TASK REQUIREMENTS => This task calls for every entry below to be repeated exactly.

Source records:
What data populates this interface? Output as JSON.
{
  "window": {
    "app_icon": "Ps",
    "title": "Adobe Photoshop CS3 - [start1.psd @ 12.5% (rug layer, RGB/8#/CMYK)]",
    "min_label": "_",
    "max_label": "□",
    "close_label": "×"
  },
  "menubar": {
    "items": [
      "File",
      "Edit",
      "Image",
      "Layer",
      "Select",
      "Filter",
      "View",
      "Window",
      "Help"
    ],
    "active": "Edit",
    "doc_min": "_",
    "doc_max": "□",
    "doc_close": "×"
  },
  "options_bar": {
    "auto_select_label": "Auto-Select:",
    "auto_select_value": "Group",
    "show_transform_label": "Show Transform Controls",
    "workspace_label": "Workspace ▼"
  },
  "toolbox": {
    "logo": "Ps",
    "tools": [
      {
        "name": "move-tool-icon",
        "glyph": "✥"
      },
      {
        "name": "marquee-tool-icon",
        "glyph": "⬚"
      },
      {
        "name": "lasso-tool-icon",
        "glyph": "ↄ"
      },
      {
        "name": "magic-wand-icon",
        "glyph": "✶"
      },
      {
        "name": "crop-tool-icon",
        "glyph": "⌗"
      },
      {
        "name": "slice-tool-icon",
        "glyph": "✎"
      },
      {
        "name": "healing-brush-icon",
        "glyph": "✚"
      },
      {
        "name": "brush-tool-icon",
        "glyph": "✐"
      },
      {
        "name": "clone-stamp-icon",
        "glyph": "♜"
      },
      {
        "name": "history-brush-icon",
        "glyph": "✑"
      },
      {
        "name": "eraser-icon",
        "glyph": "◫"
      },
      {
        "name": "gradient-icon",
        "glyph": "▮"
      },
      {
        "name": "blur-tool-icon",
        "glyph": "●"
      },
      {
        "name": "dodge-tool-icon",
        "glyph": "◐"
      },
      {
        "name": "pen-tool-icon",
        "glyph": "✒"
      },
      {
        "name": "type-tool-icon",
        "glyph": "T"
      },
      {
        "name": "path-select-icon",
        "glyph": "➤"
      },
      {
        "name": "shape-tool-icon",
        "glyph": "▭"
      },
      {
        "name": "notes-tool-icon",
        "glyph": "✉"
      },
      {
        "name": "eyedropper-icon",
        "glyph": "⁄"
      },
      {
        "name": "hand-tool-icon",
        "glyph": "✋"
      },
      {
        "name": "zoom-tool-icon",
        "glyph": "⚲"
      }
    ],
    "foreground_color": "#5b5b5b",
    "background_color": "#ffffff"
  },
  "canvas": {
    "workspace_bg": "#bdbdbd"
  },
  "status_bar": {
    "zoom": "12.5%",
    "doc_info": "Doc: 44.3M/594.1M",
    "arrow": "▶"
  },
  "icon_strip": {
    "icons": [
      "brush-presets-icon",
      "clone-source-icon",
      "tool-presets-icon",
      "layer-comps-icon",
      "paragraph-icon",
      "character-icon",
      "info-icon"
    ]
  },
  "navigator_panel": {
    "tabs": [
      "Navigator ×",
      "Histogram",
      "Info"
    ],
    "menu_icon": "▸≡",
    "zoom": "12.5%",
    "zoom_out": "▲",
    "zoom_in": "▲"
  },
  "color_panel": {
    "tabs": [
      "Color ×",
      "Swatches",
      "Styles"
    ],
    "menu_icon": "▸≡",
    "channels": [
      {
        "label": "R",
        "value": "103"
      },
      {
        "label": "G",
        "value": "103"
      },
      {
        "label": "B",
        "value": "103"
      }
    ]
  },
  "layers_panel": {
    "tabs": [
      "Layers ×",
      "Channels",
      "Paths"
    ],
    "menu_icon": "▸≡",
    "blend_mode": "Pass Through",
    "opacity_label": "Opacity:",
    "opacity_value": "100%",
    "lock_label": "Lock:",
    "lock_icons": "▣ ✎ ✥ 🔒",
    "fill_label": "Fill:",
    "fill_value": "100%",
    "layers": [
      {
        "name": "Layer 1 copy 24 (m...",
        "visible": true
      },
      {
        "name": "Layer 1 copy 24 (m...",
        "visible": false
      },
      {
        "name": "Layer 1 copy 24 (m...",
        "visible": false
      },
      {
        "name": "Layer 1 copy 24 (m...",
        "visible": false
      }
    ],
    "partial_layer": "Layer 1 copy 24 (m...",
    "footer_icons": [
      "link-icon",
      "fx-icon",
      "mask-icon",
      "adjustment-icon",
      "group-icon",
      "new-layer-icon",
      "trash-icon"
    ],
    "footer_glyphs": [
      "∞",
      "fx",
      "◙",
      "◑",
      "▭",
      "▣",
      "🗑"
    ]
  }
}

EXERCISE ANSWER =>
What data populates this interface? Output as JSON.
{
  "window": {
    "app_icon": "Ps",
    "title": "Adobe Photoshop CS3 - [start1.psd @ 12.5% (rug layer, RGB/8#/CMYK)]",
    "min_label": "_",
    "max_label": "□",
    "close_label": "×"
  },
  "menubar": {
    "items": [
      "File",
      "Edit",
      "Image",
      "Layer",
      "Select",
      "Filter",
      "View",
      "Window",
      "Help"
    ],
    "active": "Edit",
    "doc_min": "_",
    "doc_max": "□",
    "doc_close": "×"
  },
  "options_bar": {
    "auto_select_label": "Auto-Select:",
    "auto_select_value": "Group",
    "show_transform_label": "Show Transform Controls",
    "workspace_label": "Workspace ▼"
  },
  "toolbox": {
    "logo": "Ps",
    "tools": [
      {
        "name": "move-tool-icon",
        "glyph": "✥"
      },
      {
        "name": "marquee-tool-icon",
        "glyph": "⬚"
      },
      {
        "name": "lasso-tool-icon",
        "glyph": "ↄ"
      },
      {
        "name": "magic-wand-icon",
        "glyph": "✶"
      },
      {
        "name": "crop-tool-icon",
        "glyph": "⌗"
      },
      {
        "name": "slice-tool-icon",
        "glyph": "✎"
      },
      {
        "name": "healing-brush-icon",
        "glyph": "✚"
      },
      {
        "name": "brush-tool-icon",
        "glyph": "✐"
      },
      {
        "name": "clone-stamp-icon",
        "glyph": "♜"
      },
      {
        "name": "history-brush-icon",
        "glyph": "✑"
      },
      {
        "name": "eraser-icon",
        "glyph": "◫"
      },
      {
        "name": "gradient-icon",
        "glyph": "▮"
      },
      {
        "name": "blur-tool-icon",
        "glyph": "●"
      },
      {
        "name": "dodge-tool-icon",
        "glyph": "◐"
      },
      {
        "name": "pen-tool-icon",
        "glyph": "✒"
      },
      {
        "name": "type-tool-icon",
        "glyph": "T"
      },
      {
        "name": "path-select-icon",
        "glyph": "➤"
      },
      {
        "name": "shape-tool-icon",
        "glyph": "▭"
      },
      {
        "name": "notes-tool-icon",
        "glyph": "✉"
      },
      {
        "name": "eyedropper-icon",
        "glyph": "⁄"
      },
      {
        "name": "hand-tool-icon",
        "glyph": "✋"
      },
      {
        "name": "zoom-tool-icon",
        "glyph": "⚲"
      }
    ],
    "foreground_color": "#5b5b5b",
    "background_color": "#ffffff"
  },
  "canvas": {
    "workspace_bg": "#bdbdbd"
  },
  "status_bar": {
    "zoom": "12.5%",
    "doc_info": "Doc: 44.3M/594.1M",
    "arrow": "▶"
  },
  "icon_strip": {
    "icons": [
      "brush-presets-icon",
      "clone-source-icon",
      "tool-presets-icon",
      "layer-comps-icon",
      "paragraph-icon",
      "character-icon",
      "info-icon"
    ]
  },
  "navigator_panel": {
    "tabs": [
      "Navigator ×",
      "Histogram",
      "Info"
    ],
    "menu_icon": "▸≡",
    "zoom": "12.5%",
    "zoom_out": "▲",
    "zoom_in": "▲"
  },
  "color_panel": {
    "tabs": [
      "Color ×",
      "Swatches",
      "Styles"
    ],
    "menu_icon": "▸≡",
    "channels": [
      {
        "label": "R",
        "value": "103"
      },
      {
        "label": "G",
        "value": "103"
      },
      {
        "label": "B",
        "value": "103"
      }
    ]
  },
  "layers_panel": {
    "tabs": [
      "Layers ×",
      "Channels",
      "Paths"
    ],
    "menu_icon": "▸≡",
    "blend_mode": "Pass Through",
    "opacity_label": "Opacity:",
    "opacity_value": "100%",
    "lock_label": "Lock:",
    "lock_icons": "▣ ✎ ✥ 🔒",
    "fill_label": "Fill:",
    "fill_value": "100%",
    "layers": [
      {
        "name": "Layer 1 copy 24 (m...",
        "visible": true
      },
      {
        "name": "Layer 1 copy 24 (m...",
        "visible": false
      },
      {
        "name": "Layer 1 copy 24 (m...",
        "visible": false
      },
      {
        "name": "Layer 1 copy 24 (m...",
        "visible": false
      }
    ],
    "partial_layer": "Layer 1 copy 24 (m...",
    "footer_icons": [
      "link-icon",
      "fx-icon",
      "mask-icon",
      "adjustment-icon",
      "group-icon",
      "new-layer-icon",
      "trash-icon"
    ],
    "footer_glyphs": [
      "∞",
      "fx",
      "◙",
      "◑",
      "▭",
      "▣",
      "🗑"
    ]
  }
}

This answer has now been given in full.